“There are a million types of black people, just like in every race.”
“No, there aren’t. Not to most people. There are two. There are the ones who get to live in the white world when the white people decide that’s okay, and then there’s everyone else. No white world. Ever. No gray area. Black and white. The binary is in full effect.”
I didn’t know what to say.
“You have to check your privilege and look around. I know you accept everyone. You’re not sexist, xenophobic, homophobic… You’re not racist. But that’s not enough. You have to be anti-racist. You have to listen. You have to be willing to give up the power of your privilege, in all its forms, if you ever want to truly understand. If you ever want to really put the power dynamic on the level for good. You think I really wanted to fight Steve? Man, I’ve been trying to avoid him and survive for a year, and then you make us touch fists and box. That was my one goal for the year, to not fight that kid. Remember when Ms. Armagh had us write letters to ourselves in class? That’s what I wrote. I told myself to make sure no one had an opportunity to see me as the angry black guy, no matter what. Even if someone hit me first. But here we are.” He held up his hand. “I can imagine what you must have thought. I can imagine your justifications and motives. But the only truth here is that you never asked me what I thought. You never asked me what I felt. Never once. Your assumptions about what I needed in that moment changed my existence here forever.”
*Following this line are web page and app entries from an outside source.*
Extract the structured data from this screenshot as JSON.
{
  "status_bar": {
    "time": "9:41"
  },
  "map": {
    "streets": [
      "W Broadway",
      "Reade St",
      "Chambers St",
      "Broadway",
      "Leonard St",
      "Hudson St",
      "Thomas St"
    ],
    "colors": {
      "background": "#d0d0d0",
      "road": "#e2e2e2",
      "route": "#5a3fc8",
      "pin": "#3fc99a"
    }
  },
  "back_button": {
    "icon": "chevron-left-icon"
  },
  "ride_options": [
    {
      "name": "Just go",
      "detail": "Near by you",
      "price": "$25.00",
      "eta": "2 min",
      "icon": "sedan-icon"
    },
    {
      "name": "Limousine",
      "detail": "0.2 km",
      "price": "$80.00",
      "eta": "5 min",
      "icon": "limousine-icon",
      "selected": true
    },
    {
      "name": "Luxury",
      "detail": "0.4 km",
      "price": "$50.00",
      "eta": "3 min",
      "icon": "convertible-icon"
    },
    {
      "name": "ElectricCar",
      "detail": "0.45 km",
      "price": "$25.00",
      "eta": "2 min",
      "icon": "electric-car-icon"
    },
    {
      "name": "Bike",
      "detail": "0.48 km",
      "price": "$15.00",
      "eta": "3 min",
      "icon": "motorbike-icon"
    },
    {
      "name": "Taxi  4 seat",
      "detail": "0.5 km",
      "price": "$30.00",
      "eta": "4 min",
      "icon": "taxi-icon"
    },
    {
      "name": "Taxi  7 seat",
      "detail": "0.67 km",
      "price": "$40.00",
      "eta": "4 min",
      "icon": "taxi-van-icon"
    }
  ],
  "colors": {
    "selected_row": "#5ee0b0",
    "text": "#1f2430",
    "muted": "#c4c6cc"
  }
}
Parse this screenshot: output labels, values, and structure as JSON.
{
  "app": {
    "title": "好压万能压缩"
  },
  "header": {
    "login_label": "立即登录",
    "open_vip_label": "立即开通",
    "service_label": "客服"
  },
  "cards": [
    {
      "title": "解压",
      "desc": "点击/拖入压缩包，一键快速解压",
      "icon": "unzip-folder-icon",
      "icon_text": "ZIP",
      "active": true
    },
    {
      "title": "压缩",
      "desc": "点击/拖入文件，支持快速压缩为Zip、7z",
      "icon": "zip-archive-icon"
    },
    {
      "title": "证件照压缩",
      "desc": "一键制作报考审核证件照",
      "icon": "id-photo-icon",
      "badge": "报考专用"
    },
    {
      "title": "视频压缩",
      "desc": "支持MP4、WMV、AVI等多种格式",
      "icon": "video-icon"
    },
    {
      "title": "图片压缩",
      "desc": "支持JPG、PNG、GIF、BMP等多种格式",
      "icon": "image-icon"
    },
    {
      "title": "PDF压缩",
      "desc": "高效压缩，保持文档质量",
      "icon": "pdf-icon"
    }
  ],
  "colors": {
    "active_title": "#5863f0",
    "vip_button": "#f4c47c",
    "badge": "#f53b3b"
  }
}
I let out a deflated gasp, like I’d been the one punched in the gut.
He mock-laughed and shook his head. “Screw Coach Scannell? I wish.”
I stared blankly ahead for a long time, rooted in place, trying to keep myself from hyperventilating, Kyle and Steve’s landed punches echoing in my head over and over and over and over and over.
Finally, I held out my hands to hug Kyle.
“It’s something I need,” I said. “I know it’s selfish, but maybe you need it, too.”
We hugged each other and cried together at that bus stop.
I knew the balance of power would shift in my favor again the moment the bus arrived, and I still didn’t fully understand all of the forces that created that power, but I knew two things:
I wanted to.
I had to.
Peter Langella is a librarian at Champlain Valley Union High School, an English Instructor at Northern Vermont University, a library instructor at the University of Vermont, and a 2017 Rowland Fellow. He is currently reading Five Midnights by Ann Dávila Cardinal.